- [Your assignment]: How many lines of these entries include the string "JSON"? State the number alone.

- [Exercise data]:
───

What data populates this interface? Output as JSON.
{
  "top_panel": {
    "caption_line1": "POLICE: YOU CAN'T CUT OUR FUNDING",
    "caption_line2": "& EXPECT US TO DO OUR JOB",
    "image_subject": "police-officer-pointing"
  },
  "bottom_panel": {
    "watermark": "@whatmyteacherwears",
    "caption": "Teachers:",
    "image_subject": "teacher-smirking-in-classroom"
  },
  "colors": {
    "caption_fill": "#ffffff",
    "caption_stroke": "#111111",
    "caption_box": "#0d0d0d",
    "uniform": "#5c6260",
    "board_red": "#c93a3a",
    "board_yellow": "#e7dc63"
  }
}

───

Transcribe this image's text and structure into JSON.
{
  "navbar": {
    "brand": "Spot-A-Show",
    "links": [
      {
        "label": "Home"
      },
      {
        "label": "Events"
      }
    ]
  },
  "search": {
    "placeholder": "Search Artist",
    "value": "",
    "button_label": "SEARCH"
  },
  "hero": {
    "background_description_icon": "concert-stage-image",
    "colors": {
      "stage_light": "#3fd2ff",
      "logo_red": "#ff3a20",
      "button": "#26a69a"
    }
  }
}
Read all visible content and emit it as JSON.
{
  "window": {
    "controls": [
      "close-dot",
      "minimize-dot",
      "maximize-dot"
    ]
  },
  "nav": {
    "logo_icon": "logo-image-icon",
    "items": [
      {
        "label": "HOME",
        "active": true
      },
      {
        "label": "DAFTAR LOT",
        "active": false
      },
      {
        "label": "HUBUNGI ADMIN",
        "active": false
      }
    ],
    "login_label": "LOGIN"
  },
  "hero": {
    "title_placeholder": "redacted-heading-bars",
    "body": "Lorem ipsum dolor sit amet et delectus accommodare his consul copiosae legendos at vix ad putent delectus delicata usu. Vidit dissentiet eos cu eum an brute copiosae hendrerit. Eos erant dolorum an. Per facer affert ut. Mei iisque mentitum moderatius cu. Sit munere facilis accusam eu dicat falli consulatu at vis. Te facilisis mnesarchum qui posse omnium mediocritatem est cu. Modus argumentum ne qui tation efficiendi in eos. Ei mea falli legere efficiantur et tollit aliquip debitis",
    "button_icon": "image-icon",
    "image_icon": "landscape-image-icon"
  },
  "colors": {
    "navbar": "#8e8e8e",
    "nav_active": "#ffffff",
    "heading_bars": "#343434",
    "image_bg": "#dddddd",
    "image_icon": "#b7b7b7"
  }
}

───

- [Exercise result]: 3